The Lovings left Virginia and went to live with relatives in Washington, D.C. When they returned to visit family five years later, they were arrested for traveling together. Inspired by the civil rights movement, Mildred Loving wrote to Attorney General Robert F. Kennedy for help. The couple was referred to the ACLU, which represented them in the landmark Supreme Court case, Loving v. Virginia (1967). The Court ruled that state bans on interracial marriage were unconstitutional. (Loving v. Virginia: The Case Over Interracial Marriage)

The court ruling is celebrated annually:
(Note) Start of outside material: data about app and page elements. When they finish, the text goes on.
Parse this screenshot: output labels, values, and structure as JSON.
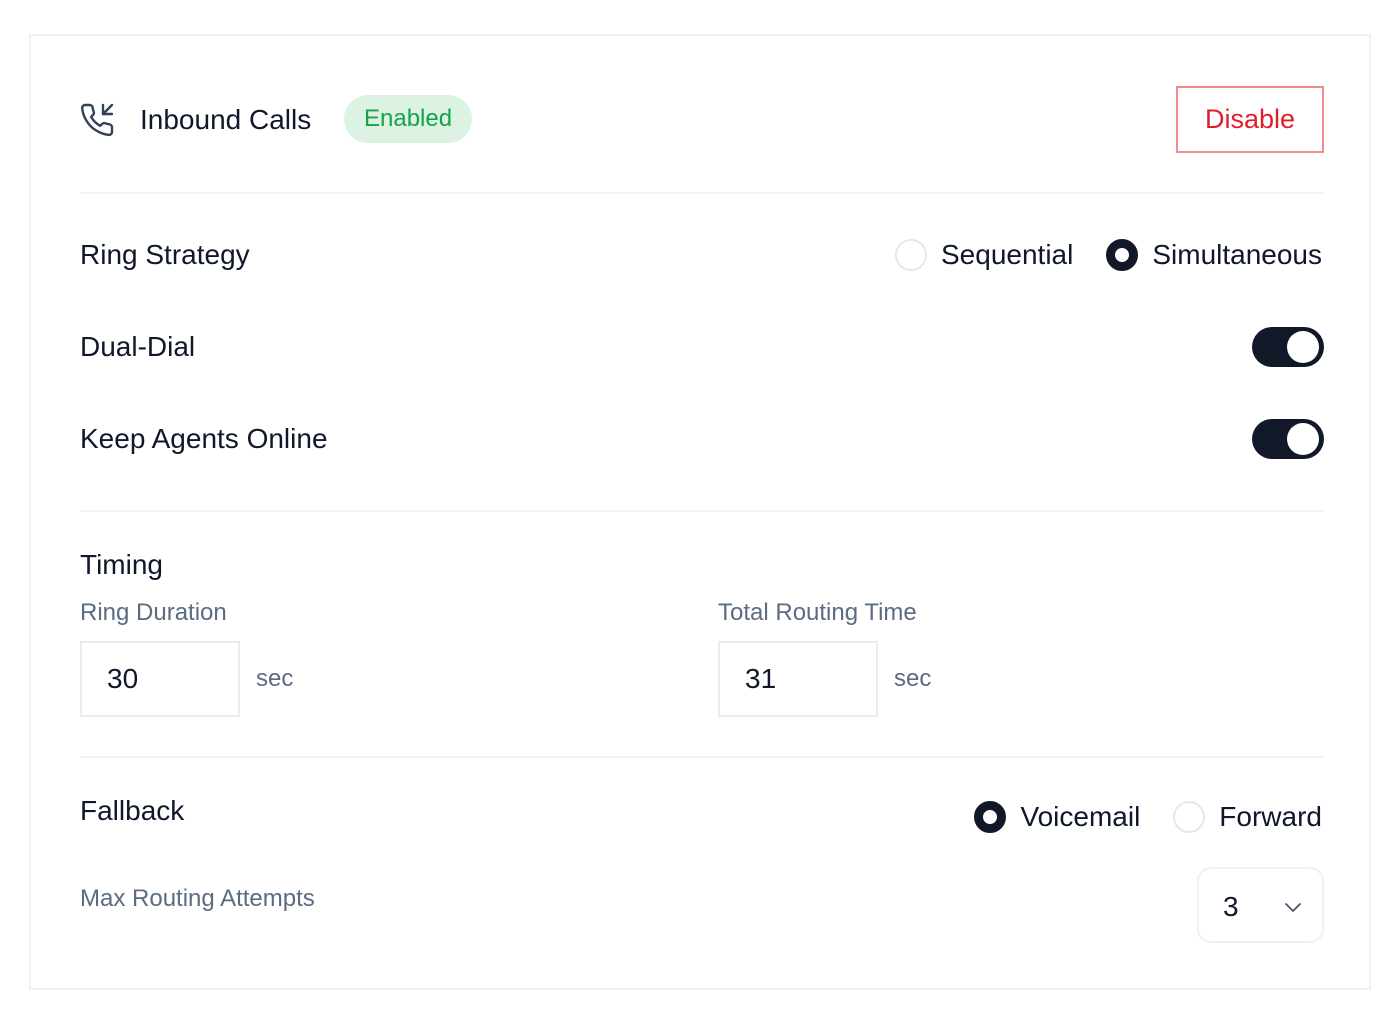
{
  "header": {
    "title": "Inbound Calls",
    "status_badge": "Enabled",
    "disable_label": "Disable"
  },
  "ring_strategy": {
    "label": "Ring Strategy",
    "options": [
      "Sequential",
      "Simultaneous"
    ],
    "selected": "Simultaneous"
  },
  "dual_dial": {
    "label": "Dual-Dial",
    "on": true
  },
  "keep_agents_online": {
    "label": "Keep Agents Online",
    "on": true
  },
  "timing": {
    "heading": "Timing",
    "ring_duration": {
      "label": "Ring Duration",
      "value": "30",
      "unit": "sec"
    },
    "total_routing_time": {
      "label": "Total Routing Time",
      "value": "31",
      "unit": "sec"
    }
  },
  "fallback": {
    "label": "Fallback",
    "options": [
      "Voicemail",
      "Forward"
    ],
    "selected": "Voicemail"
  },
  "max_routing_attempts": {
    "label": "Max Routing Attempts",
    "value": "3"
  },
  "colors": {
    "badge_bg": "#dcf3e3",
    "badge_text": "#15a34a",
    "danger": "#e11d2a",
    "toggle_on": "#111827"
  },
  "icons": {
    "header": "phone-incoming-icon",
    "select": "chevron-down-icon"
  }
}
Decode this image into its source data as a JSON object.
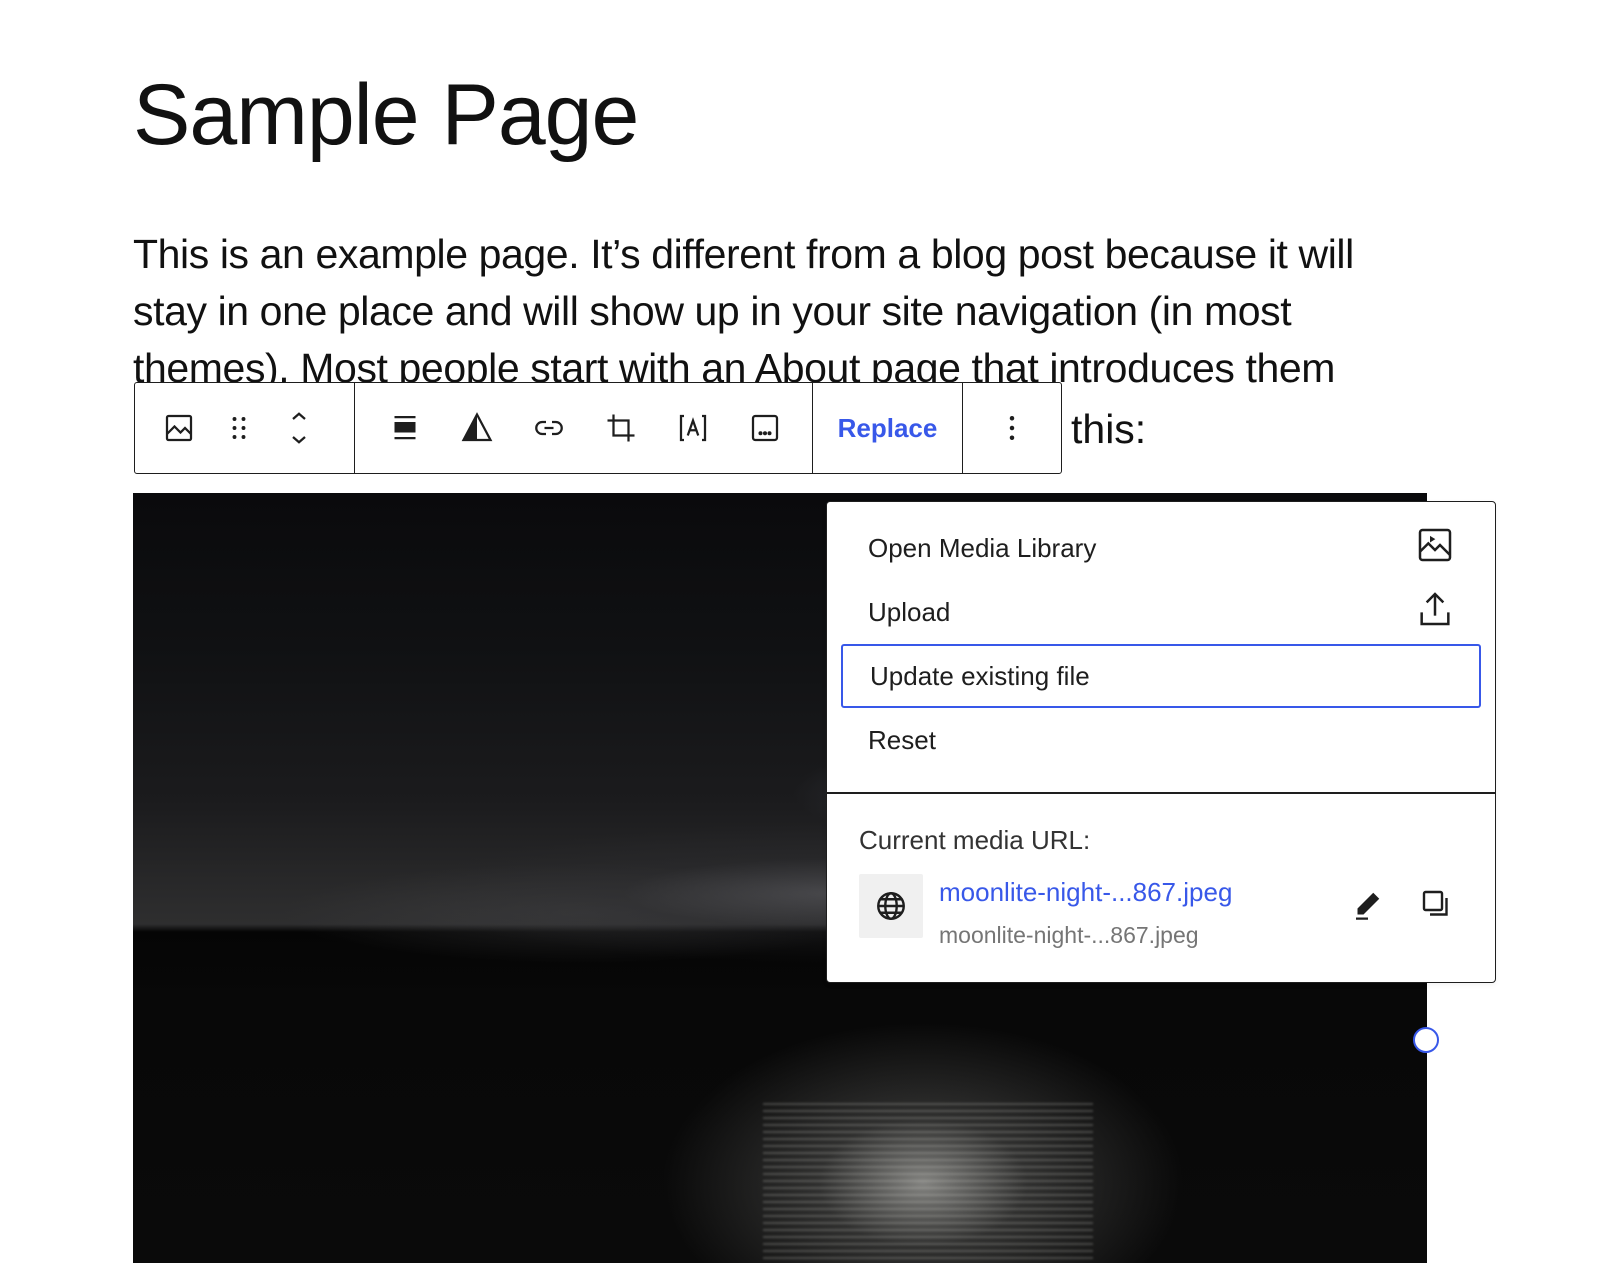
{
  "page": {
    "title": "Sample Page",
    "paragraph": "This is an example page. It’s different from a blog post because it will stay in one place and will show up in your site navigation (in most themes). Most people start with an About page that introduces them",
    "paragraph_tail": "this:"
  },
  "toolbar": {
    "replace_label": "Replace",
    "icons": [
      "image-icon",
      "drag-handle-icon",
      "move-up-down-icon",
      "align-icon",
      "duotone-icon",
      "link-icon",
      "crop-icon",
      "text-overlay-icon",
      "caption-icon",
      "more-options-icon"
    ]
  },
  "replace_menu": {
    "items": [
      {
        "label": "Open Media Library",
        "icon": "media-library-icon"
      },
      {
        "label": "Upload",
        "icon": "upload-icon"
      },
      {
        "label": "Update existing file",
        "icon": ""
      },
      {
        "label": "Reset",
        "icon": ""
      }
    ],
    "focused_item": "Update existing file",
    "current_url_heading": "Current media URL:",
    "url_link": "moonlite-night-...867.jpeg",
    "url_sub": "moonlite-night-...867.jpeg"
  },
  "colors": {
    "accent": "#3858e9",
    "text": "#111111",
    "border": "#1e1e1e"
  }
}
Loving Day is an annual celebration held on June 12, the anniversary of the 1967 United States Supreme Court decision Loving v. Virginia which struck down all anti-miscegenation laws remaining in sixteen U.S. states citing “There can be no doubt that restricting the freedom to marry solely because of racial classifications violates the central meaning of the equal protection clause.” In the United States, anti-miscegenation laws were U.S. state laws banning interracial marriage, mainly forbidding marriage between non-whites and whites. Loving Day is not yet an official recognized holiday by the U.S. government, but there is a movement to persuade U.S. President Barack Obama to make it so. Loving Day is the biggest multiracial celebration in the United States. (Wikipedia)

Additional resources:

If not for Loving v. Virgina, conservative Justice Clarence Thomas couldn’t live in or visit 17 states with his 2nd wife, but I expect him to vote again marriage equality later this month…he got his!

— Steve Patterson



Comment on this Article: